Tuesday, April 16, 2019
Dayanand Manoli (Texas) presents Tax Enforcement and Tax Policy: Evidence on Taxpayer Responses to EITC Correspondence Audits at NYU today as part of its Tax Policy Colloquium Series hosted by Lily Batchelder and Daniel Shaviro:
Each year, the United States Internal Revenue Service (IRS) sends notices to selected taxpayers who claim Earned Income Tax credit (EITC) benefits to request additional documentation to verify those claims. This paper uses administrative tax data to examine the impacts of these correspondence audits on taxpayer behavior. The quasi-experimental research design compares randomly-selected audited taxpayers to taxpayers with similar risk scores who were not selected for a correspondence audit. The results indicate that, in the years following an audit, there are decreases in the likelihoods of claiming EITC benefits and filing returns. Taxpayers with self-employment income at the time of audit appear likely to increase wage employment following a correspondence audit, while taxpayers with wage income at the time of audit appear likely to decrease labor force participation following disallowance of EITC benefits.

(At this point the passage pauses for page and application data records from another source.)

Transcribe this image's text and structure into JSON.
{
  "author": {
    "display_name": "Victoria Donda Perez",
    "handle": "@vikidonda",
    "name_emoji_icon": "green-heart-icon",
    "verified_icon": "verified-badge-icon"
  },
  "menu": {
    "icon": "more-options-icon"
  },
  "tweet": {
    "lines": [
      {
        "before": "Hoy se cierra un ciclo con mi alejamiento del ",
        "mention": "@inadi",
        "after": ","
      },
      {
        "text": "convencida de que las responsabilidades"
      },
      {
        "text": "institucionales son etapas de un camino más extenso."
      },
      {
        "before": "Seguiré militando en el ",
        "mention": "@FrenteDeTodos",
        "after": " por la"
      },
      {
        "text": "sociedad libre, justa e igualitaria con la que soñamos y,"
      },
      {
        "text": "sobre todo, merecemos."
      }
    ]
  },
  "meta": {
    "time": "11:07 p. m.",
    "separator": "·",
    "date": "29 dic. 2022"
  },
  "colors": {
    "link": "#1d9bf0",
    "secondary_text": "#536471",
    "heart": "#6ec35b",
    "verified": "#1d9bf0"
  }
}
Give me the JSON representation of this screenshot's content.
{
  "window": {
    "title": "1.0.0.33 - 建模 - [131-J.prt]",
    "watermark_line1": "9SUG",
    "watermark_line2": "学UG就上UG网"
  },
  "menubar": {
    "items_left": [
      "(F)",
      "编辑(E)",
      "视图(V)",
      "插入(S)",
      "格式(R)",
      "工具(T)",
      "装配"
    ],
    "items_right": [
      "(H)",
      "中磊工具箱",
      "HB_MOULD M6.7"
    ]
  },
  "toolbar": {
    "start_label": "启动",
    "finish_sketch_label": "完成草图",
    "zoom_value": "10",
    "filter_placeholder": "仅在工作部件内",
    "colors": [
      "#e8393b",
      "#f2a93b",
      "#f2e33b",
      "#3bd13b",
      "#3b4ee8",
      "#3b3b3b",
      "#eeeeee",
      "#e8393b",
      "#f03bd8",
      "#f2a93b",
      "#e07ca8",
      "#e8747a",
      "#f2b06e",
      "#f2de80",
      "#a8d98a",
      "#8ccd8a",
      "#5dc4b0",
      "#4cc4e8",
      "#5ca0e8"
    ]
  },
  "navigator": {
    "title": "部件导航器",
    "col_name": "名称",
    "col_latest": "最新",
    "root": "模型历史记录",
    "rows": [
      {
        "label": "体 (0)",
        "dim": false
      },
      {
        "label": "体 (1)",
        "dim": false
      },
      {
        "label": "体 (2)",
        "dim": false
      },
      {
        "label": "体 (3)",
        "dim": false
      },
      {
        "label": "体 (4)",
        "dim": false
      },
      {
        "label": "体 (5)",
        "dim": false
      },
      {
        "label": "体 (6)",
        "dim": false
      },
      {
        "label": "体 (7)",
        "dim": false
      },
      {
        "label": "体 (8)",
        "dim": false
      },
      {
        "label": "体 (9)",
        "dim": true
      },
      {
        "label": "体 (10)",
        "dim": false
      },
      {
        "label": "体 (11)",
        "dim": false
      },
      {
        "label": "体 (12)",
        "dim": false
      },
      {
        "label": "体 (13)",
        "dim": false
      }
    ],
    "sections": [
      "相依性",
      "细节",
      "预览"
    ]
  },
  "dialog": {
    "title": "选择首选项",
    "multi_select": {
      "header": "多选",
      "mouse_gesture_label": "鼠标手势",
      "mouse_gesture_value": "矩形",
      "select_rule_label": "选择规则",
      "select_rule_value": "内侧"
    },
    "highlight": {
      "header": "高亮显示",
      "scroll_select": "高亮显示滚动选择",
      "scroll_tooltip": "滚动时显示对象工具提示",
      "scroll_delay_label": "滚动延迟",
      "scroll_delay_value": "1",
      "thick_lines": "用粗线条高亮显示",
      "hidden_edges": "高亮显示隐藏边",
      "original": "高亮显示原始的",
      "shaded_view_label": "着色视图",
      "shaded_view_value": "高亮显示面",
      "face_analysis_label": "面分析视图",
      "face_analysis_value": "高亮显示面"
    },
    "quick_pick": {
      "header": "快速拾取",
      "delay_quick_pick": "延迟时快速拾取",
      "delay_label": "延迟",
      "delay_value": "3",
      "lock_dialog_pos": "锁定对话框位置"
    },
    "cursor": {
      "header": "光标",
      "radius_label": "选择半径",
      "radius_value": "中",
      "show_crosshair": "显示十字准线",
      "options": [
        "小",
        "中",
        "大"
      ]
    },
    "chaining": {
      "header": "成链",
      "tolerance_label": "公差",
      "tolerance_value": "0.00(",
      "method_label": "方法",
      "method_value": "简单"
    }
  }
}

The results for wage earners indicate labor force participation elasticities of roughly 0.03.